New Orleans is a city rich in culture and traditions, a blend of the best aspects of several diverse cultural and ethnic groups over its 300-year history. And, like many cities in the Deep South, it has deep-seated issues around race, equity, poverty and violence. In 2005, Hurricane Katrina exposed many of these issues for the world to see. A deeply prideful city, after years of determination and hard work, New Orleans has turned a corner in its recovery from that storm and is building a stronger and more resilient community. Yet, inequity remains. Katrina disproportionately impacted black residents in New Orleans, who were displaced and did not possess the means to rebuild and chose not to return.

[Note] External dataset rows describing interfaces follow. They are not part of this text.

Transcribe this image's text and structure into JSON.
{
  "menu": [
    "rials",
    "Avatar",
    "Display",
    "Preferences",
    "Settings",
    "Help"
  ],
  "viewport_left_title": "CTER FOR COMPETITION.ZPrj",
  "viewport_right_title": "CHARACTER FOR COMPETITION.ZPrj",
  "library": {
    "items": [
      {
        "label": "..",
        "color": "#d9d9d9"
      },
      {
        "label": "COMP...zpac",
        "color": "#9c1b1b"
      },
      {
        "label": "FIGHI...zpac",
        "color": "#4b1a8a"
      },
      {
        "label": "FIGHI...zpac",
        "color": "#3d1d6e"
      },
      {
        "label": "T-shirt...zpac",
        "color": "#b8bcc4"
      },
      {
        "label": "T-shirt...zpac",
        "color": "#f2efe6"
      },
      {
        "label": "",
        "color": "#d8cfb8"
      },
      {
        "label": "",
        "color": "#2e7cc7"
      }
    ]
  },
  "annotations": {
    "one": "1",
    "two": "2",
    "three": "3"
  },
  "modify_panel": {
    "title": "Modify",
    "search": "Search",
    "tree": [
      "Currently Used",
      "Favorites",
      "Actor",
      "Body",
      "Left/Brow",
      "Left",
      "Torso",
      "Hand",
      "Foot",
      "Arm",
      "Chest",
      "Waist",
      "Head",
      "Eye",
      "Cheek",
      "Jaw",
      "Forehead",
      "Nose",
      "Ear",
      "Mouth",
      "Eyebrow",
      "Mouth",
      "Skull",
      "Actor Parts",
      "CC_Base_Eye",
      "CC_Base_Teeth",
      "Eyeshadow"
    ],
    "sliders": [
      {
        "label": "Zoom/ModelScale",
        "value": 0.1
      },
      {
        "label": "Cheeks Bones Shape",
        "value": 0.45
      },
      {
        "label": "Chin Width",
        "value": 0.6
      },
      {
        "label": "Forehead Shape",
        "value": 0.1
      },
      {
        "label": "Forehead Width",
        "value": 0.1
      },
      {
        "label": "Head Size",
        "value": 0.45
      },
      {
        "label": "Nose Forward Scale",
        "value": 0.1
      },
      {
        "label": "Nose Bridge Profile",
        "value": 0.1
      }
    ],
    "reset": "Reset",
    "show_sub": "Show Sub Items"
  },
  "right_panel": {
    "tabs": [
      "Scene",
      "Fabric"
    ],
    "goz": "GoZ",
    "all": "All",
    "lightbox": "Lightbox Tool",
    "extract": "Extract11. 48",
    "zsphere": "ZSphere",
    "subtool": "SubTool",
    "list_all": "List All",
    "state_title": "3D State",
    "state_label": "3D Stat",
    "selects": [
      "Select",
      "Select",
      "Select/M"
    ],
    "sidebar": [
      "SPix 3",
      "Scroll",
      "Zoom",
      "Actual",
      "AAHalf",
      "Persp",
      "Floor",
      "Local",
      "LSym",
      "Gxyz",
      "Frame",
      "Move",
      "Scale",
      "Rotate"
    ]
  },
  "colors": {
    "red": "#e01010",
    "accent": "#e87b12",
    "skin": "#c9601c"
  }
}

According to the U.S. Census Bureau’s 2017 population estimates, there are now 91,274 fewer black residents living in New Orleans compared to 2000, with the share of the 2017 population that was black down to 59 percent. Racial economic gaps are wide and persistent in New Orleans. The median hourly wage for white workers is $24 versus $15 for people of color. In New Orleans, we held focus groups where we heard the opinions of college-educated black and white residents and non-college-educated black residents. Learn more by reading the full report.